─── DATA FOR REVIEW ───

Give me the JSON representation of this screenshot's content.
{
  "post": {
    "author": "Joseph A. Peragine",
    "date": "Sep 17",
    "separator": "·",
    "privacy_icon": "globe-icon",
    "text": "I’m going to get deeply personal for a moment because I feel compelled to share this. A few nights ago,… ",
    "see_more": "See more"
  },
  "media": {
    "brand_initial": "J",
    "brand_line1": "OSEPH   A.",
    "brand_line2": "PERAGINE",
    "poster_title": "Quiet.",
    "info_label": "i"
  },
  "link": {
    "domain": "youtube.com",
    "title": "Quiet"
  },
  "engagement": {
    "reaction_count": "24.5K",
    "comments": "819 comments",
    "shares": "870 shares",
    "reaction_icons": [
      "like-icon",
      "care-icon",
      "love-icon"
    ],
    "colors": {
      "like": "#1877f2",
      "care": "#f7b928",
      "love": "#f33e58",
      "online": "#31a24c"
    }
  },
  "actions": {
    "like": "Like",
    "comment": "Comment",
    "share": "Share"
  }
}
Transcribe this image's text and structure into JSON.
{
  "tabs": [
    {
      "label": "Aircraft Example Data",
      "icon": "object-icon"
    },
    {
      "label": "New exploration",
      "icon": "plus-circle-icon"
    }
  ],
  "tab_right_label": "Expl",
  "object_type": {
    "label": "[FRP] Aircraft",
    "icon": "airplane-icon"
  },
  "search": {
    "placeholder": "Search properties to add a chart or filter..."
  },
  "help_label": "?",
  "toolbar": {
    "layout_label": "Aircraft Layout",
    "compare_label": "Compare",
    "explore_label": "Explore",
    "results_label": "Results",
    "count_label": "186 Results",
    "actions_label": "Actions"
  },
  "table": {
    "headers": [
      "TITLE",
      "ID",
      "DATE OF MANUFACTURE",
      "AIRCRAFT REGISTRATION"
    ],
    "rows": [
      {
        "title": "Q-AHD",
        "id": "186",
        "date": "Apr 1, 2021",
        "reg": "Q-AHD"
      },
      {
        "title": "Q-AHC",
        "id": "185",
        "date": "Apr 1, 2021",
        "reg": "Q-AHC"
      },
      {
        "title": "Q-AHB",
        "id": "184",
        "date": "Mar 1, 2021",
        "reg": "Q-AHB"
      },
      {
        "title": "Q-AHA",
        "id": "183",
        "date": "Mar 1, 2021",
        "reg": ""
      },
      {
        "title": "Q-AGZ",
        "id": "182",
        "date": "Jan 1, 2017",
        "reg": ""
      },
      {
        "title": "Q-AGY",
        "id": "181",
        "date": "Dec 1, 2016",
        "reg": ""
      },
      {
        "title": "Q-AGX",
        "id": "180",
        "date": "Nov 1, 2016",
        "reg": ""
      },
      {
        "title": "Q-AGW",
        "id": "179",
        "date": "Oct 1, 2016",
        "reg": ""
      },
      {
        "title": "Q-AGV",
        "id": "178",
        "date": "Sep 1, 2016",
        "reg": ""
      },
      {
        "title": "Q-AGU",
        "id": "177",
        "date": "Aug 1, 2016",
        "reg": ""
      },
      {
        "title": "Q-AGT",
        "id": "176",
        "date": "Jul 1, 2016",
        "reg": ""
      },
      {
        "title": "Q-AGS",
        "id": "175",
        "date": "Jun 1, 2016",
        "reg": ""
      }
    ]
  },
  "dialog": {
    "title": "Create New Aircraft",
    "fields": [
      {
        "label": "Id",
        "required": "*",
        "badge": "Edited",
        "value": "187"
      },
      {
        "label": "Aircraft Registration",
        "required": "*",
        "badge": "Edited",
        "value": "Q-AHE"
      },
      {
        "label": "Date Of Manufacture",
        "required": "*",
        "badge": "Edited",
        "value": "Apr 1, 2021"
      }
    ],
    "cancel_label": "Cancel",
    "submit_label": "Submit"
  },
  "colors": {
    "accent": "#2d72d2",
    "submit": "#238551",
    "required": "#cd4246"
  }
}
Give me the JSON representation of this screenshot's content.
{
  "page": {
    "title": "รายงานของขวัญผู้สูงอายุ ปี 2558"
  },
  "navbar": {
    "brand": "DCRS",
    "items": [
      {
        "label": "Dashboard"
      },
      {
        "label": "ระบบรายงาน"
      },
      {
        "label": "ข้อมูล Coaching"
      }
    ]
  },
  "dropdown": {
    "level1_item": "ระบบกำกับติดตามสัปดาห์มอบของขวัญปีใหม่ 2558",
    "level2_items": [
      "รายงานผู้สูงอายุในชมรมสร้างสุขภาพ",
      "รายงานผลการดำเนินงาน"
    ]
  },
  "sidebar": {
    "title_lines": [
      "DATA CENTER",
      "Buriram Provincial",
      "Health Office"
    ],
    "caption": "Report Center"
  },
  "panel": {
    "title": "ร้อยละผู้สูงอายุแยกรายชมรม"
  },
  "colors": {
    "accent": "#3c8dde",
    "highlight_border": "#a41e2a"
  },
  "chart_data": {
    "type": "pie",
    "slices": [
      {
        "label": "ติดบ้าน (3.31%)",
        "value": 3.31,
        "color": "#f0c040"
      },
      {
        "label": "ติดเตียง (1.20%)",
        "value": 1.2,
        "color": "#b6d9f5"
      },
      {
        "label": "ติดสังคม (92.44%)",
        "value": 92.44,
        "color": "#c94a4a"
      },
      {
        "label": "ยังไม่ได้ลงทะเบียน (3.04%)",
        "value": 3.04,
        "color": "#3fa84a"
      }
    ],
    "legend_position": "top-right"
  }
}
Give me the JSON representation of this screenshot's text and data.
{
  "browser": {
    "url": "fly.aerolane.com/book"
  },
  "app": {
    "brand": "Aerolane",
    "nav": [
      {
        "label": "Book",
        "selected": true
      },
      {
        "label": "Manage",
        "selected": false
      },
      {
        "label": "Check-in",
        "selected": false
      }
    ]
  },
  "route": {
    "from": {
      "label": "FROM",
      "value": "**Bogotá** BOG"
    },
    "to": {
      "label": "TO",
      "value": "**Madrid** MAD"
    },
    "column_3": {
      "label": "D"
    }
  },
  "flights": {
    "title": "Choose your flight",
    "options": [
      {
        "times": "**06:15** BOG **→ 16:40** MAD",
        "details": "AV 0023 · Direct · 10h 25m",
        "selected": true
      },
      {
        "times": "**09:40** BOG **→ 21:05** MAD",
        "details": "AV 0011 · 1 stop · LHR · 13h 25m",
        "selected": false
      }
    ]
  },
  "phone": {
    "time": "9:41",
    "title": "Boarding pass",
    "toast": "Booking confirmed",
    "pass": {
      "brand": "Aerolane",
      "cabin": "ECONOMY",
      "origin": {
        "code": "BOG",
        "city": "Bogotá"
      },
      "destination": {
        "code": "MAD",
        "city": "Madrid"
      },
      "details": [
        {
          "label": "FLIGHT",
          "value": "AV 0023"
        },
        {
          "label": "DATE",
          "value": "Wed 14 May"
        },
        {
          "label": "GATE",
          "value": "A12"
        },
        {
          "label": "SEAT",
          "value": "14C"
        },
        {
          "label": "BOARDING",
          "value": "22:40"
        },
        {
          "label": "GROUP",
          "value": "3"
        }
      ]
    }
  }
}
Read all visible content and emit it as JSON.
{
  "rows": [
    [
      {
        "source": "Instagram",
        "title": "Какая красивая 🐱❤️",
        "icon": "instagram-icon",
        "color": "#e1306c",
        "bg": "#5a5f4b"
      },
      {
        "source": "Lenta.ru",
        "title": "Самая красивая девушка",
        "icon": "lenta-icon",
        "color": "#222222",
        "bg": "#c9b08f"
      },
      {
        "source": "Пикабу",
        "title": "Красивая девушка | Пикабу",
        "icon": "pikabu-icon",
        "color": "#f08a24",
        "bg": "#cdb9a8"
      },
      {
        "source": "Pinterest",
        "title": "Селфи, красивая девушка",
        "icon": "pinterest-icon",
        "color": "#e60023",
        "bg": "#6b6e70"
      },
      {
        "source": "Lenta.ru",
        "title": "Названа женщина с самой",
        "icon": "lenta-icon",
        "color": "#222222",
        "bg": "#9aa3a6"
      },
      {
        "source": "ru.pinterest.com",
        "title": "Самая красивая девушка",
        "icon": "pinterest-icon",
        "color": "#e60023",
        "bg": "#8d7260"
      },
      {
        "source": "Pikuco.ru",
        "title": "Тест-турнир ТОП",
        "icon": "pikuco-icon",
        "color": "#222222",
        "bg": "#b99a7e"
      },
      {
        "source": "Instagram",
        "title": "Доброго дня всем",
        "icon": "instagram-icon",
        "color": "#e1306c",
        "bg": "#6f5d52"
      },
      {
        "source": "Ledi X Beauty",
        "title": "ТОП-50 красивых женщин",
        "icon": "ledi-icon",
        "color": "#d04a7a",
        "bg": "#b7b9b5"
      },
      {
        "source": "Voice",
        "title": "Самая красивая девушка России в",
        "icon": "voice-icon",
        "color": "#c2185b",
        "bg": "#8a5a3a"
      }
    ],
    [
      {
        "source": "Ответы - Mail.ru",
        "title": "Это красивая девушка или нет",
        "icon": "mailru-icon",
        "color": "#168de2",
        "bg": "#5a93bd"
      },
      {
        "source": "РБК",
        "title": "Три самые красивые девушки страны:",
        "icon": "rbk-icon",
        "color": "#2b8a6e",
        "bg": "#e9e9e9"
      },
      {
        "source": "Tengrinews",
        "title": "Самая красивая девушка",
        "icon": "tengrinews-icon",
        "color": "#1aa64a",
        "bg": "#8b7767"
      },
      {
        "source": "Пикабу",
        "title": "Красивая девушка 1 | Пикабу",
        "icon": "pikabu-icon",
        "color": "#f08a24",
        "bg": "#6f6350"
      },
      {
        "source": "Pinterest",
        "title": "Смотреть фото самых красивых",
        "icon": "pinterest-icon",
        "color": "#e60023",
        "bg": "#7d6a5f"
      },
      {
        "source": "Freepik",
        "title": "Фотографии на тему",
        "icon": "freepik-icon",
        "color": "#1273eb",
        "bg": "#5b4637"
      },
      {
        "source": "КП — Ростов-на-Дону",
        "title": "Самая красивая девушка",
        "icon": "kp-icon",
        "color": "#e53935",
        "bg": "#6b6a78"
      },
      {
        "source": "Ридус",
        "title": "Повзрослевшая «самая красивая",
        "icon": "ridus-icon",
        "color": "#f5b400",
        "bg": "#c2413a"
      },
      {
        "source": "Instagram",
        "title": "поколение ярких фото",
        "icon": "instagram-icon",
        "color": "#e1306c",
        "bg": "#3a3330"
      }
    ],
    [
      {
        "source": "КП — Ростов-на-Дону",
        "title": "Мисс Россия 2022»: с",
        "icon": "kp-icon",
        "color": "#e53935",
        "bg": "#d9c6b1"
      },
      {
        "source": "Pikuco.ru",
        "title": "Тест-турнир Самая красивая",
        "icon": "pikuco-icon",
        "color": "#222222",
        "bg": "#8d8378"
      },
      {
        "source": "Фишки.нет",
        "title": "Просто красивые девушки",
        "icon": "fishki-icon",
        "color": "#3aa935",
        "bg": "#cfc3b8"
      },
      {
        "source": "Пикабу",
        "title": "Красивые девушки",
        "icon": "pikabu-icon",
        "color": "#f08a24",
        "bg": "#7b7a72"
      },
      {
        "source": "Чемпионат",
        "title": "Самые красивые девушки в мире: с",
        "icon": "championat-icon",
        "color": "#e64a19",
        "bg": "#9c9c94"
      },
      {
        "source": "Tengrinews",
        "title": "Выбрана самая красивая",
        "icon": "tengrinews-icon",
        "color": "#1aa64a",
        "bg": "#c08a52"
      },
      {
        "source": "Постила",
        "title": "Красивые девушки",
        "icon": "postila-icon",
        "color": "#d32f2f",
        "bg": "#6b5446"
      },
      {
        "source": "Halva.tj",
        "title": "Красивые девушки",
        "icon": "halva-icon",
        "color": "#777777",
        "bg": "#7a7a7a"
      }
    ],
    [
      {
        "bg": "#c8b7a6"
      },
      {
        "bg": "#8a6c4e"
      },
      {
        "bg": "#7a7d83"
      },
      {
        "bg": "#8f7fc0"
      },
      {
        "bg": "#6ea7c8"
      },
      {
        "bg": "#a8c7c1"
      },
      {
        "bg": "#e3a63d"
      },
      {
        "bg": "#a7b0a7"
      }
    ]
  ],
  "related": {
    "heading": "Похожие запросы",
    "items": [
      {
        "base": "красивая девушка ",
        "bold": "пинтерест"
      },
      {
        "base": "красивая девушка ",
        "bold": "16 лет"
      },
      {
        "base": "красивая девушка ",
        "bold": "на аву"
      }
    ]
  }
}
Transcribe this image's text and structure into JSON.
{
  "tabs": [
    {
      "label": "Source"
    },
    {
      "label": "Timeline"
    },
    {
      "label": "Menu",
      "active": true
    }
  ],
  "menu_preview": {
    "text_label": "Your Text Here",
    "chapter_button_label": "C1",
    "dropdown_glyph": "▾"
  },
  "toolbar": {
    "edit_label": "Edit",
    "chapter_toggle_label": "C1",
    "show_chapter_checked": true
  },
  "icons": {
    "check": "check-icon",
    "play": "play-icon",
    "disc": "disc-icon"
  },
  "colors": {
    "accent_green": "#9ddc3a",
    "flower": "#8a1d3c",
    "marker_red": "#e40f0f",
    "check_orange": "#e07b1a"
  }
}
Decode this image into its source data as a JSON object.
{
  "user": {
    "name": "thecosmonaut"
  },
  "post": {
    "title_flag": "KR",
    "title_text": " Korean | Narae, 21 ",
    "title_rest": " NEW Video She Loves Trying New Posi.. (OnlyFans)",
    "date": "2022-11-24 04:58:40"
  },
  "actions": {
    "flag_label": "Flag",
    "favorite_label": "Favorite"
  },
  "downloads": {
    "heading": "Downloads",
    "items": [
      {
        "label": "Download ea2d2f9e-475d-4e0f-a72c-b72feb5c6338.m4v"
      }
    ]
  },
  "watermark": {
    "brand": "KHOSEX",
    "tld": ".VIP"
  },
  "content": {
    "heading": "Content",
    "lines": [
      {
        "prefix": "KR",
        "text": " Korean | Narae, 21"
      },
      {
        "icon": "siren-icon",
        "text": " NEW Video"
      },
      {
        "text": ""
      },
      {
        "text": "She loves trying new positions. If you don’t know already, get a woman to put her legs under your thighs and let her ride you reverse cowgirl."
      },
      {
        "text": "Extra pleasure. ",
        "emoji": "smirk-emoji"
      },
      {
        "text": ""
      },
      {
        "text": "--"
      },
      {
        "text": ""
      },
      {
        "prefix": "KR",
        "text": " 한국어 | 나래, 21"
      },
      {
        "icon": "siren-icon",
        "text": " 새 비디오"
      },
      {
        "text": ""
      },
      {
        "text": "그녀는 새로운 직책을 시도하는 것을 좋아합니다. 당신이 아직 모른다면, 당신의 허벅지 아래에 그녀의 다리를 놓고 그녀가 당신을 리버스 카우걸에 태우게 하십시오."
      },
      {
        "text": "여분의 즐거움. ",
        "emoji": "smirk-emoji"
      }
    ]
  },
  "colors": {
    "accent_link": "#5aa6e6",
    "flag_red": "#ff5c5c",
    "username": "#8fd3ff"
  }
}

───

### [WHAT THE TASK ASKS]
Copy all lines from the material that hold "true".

### [EXPECTED ANSWER]
        "selected": true
        "selected": true
      "active": true
    "show_chapter_checked": true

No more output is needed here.